--- Extracted information Enclosed Below ---

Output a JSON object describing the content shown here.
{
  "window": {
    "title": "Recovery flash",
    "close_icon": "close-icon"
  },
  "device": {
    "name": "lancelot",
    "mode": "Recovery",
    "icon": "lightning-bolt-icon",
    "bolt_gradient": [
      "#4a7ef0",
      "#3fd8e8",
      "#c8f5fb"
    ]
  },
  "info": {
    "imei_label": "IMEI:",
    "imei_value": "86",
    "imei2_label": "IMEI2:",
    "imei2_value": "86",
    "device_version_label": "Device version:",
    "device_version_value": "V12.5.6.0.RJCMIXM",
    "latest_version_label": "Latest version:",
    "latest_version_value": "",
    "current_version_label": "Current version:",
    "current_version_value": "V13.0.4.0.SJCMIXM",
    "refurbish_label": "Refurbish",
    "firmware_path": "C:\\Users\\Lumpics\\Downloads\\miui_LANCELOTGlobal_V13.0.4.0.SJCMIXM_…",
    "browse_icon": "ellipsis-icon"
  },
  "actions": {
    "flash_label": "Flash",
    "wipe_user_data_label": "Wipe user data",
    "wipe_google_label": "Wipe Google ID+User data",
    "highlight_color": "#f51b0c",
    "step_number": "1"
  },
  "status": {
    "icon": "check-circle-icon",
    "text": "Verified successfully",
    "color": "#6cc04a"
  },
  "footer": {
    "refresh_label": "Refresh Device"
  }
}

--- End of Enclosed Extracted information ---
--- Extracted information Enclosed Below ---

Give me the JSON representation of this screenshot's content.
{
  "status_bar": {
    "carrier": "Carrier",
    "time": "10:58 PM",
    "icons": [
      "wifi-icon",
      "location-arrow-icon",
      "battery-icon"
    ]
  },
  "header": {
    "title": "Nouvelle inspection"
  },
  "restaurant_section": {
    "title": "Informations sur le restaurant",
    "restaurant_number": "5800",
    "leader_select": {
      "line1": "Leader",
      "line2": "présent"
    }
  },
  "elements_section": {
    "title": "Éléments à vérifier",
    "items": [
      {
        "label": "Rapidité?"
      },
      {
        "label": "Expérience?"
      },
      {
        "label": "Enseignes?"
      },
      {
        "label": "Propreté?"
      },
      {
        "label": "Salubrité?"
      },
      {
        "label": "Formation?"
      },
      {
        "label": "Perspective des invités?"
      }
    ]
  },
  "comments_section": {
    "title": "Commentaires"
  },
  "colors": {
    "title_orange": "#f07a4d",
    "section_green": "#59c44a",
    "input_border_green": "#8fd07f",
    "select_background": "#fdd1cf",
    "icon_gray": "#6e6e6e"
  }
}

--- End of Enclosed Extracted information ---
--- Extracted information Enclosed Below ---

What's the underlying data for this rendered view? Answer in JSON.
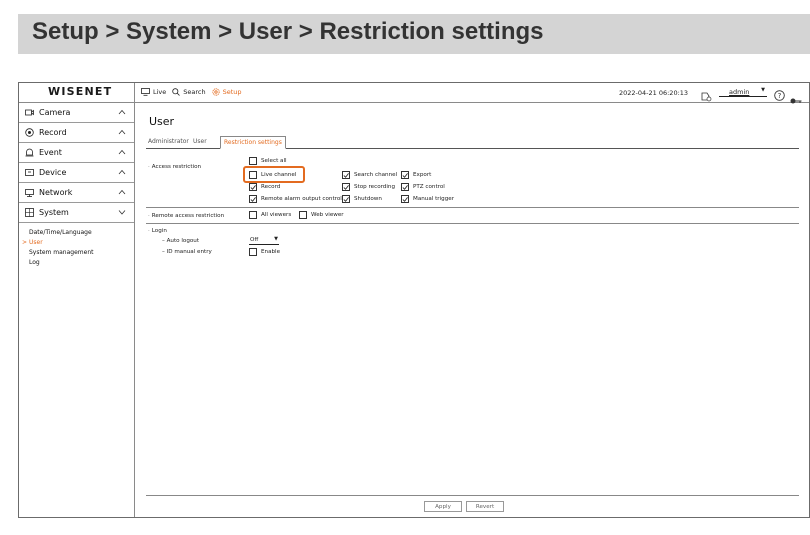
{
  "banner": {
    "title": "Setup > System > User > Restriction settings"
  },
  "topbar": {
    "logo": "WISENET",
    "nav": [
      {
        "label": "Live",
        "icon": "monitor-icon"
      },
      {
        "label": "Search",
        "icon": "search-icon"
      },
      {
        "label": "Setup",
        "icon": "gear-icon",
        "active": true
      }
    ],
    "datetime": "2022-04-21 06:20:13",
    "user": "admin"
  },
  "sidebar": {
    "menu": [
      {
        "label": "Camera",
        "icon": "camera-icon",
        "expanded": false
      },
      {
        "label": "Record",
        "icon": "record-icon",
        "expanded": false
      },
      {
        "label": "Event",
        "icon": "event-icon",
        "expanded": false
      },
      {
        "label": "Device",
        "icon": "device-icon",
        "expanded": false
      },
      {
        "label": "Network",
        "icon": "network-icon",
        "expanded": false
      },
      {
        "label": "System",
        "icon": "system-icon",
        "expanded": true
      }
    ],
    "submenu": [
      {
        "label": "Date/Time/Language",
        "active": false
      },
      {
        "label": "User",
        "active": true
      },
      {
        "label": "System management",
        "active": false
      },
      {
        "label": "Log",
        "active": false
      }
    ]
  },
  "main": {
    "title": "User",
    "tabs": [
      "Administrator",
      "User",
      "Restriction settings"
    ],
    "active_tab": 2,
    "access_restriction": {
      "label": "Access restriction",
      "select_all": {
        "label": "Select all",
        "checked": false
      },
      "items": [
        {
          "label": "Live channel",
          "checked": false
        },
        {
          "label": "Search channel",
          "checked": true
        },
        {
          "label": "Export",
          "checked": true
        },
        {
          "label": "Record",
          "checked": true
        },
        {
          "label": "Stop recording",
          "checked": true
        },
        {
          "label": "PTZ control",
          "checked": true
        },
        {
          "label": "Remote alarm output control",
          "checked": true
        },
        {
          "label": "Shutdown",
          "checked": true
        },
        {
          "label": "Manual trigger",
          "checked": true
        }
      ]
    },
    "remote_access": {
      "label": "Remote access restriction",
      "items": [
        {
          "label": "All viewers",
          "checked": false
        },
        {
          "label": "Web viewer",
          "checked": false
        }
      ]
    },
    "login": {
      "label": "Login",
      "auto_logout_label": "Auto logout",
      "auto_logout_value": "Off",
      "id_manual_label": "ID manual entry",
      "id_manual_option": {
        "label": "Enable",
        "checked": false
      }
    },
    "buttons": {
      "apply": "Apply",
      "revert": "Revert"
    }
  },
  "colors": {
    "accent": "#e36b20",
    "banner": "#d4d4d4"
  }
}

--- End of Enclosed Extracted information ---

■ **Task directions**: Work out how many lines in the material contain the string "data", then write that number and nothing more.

■ **Output of the task**: 3